----- Data to process -----
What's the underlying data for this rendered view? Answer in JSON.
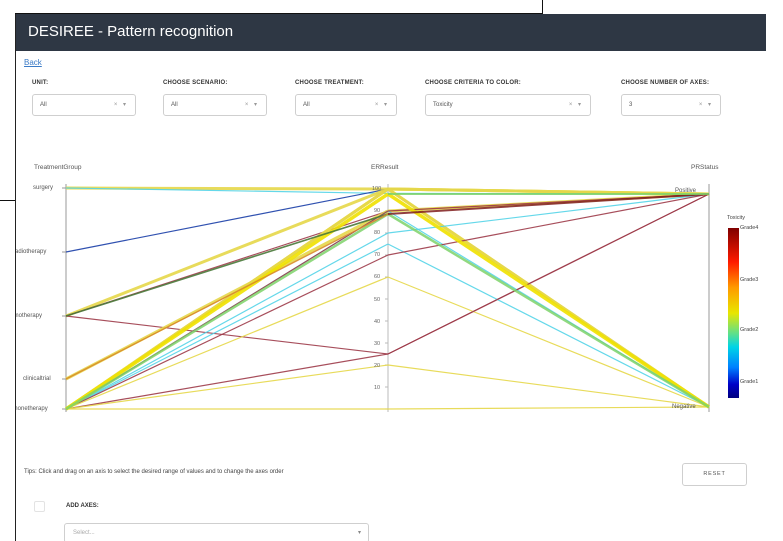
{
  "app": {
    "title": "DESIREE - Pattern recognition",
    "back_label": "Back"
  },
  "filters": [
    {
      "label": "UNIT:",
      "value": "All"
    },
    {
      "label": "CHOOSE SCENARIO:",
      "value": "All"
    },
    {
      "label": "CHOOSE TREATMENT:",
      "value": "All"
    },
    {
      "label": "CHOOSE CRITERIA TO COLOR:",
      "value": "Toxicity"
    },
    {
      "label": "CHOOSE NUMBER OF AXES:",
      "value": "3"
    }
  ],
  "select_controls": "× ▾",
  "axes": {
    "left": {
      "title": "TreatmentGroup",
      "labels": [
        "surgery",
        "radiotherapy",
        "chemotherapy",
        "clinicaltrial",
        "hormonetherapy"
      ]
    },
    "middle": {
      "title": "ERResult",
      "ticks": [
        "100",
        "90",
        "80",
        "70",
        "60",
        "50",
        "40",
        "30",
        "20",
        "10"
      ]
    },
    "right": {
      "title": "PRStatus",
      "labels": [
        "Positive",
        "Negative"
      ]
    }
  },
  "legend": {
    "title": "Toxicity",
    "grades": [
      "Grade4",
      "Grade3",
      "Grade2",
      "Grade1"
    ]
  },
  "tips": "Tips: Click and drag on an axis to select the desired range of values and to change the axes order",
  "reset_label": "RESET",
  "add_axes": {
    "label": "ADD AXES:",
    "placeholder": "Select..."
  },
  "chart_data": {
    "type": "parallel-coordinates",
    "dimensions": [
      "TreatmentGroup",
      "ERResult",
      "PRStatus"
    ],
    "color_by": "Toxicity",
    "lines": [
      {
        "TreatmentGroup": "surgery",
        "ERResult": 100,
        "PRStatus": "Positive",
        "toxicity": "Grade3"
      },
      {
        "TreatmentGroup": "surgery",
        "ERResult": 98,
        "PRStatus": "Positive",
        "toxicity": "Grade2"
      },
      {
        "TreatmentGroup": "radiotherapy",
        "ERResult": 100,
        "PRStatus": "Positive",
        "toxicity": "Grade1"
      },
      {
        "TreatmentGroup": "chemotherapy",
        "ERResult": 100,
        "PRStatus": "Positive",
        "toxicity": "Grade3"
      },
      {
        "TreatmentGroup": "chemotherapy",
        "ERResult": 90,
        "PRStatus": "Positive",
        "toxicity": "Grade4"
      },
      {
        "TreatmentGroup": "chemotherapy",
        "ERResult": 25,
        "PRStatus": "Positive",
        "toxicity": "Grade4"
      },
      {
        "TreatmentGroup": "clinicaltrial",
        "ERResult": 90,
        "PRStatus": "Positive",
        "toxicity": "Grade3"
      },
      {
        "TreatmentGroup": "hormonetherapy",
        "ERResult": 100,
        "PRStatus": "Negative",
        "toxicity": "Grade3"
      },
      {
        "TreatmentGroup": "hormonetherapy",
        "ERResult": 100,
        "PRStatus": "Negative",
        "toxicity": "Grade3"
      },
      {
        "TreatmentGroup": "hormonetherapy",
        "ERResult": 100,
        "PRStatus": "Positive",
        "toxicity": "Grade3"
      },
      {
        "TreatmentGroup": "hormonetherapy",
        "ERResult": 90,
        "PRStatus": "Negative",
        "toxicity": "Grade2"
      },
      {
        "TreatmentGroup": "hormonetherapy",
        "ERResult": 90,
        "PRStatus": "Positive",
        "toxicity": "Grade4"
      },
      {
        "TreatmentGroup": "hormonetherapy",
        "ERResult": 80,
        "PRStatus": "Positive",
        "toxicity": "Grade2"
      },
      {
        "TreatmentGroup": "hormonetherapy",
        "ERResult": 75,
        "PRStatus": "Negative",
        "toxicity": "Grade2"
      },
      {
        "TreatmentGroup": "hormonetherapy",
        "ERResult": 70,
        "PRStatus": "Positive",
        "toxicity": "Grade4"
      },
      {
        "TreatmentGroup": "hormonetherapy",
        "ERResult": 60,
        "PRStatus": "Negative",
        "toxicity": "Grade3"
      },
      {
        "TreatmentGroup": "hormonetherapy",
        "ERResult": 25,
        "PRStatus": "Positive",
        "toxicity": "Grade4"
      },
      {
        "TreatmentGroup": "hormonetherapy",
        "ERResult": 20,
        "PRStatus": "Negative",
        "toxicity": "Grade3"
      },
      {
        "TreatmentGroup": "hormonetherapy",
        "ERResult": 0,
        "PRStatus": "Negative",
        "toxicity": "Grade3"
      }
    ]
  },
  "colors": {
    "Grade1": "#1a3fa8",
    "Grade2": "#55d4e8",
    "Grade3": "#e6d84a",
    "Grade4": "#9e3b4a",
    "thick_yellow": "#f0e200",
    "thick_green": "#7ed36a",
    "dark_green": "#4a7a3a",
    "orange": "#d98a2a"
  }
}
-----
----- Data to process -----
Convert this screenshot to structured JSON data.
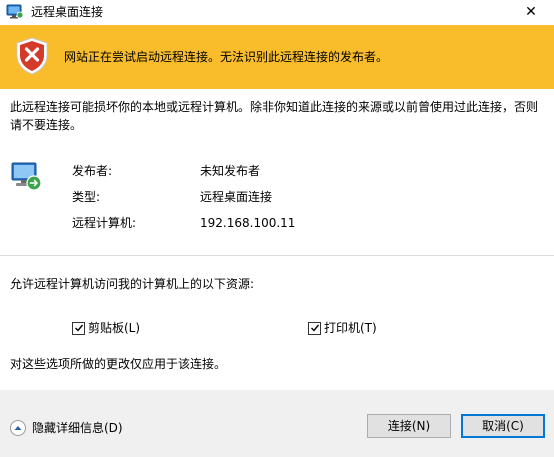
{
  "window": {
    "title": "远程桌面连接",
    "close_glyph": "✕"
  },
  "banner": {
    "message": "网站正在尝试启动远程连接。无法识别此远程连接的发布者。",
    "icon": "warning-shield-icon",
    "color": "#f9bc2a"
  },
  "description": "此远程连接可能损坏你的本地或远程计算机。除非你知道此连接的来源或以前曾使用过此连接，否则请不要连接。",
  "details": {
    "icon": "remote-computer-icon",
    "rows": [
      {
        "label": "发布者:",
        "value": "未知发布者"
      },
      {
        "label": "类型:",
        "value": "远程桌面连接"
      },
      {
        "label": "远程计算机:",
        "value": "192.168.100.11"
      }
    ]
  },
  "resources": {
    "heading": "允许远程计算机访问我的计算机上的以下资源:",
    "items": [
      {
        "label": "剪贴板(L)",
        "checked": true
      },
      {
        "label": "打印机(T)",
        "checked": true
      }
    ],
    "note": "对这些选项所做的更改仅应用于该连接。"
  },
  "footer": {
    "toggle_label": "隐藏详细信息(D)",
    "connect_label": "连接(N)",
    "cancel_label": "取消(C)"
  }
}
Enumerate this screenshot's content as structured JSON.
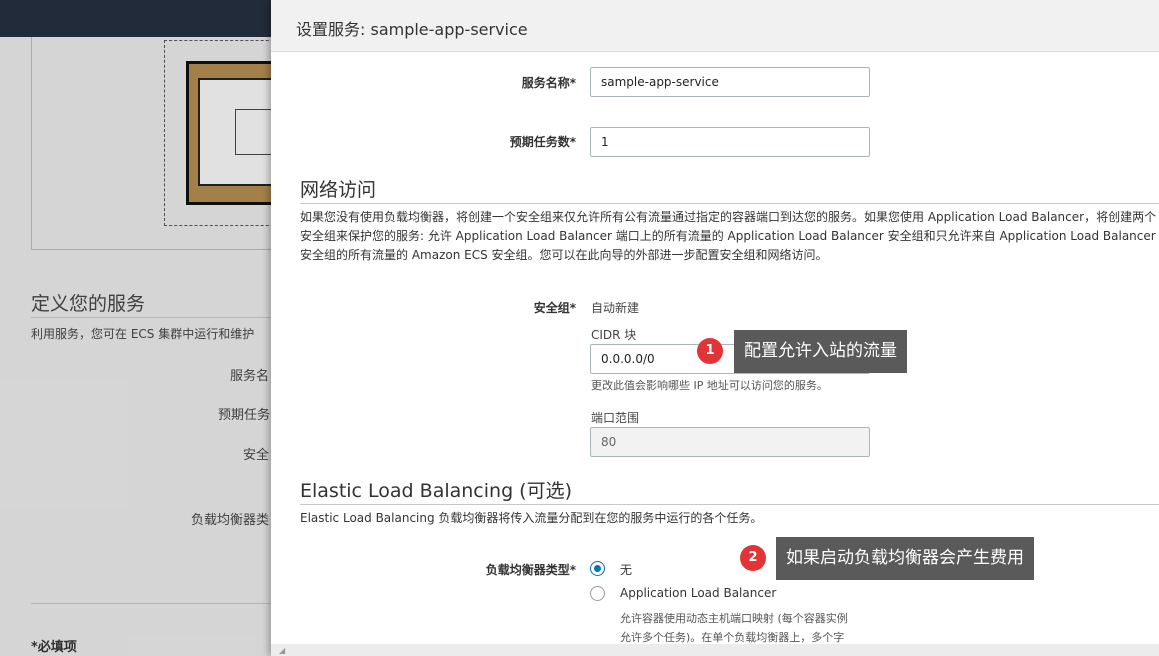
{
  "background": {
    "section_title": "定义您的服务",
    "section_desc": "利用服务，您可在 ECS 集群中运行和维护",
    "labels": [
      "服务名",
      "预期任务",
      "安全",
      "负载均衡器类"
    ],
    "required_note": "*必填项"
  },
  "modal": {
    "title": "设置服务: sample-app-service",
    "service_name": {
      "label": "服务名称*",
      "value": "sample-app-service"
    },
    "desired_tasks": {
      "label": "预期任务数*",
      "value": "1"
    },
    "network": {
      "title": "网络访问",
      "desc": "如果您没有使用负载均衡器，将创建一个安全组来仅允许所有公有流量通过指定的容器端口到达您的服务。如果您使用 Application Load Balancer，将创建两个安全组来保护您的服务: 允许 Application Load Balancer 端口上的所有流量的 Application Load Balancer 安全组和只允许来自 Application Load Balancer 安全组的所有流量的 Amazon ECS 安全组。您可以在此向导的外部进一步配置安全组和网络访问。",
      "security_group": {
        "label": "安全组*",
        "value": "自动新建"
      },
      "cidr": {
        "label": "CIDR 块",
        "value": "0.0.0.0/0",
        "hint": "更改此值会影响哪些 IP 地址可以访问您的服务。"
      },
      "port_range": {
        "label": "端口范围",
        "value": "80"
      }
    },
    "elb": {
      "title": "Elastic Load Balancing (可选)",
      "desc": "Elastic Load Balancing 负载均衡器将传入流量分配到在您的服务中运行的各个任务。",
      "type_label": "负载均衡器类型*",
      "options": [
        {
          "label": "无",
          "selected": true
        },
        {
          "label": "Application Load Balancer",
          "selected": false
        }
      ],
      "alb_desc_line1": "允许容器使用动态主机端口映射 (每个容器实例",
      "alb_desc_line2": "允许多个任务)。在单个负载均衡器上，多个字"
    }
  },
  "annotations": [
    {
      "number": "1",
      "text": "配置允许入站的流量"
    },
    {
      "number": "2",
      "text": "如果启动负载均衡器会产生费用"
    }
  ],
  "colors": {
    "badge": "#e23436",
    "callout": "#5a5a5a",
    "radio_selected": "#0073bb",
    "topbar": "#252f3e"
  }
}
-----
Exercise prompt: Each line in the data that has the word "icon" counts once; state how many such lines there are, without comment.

Expected answer: 2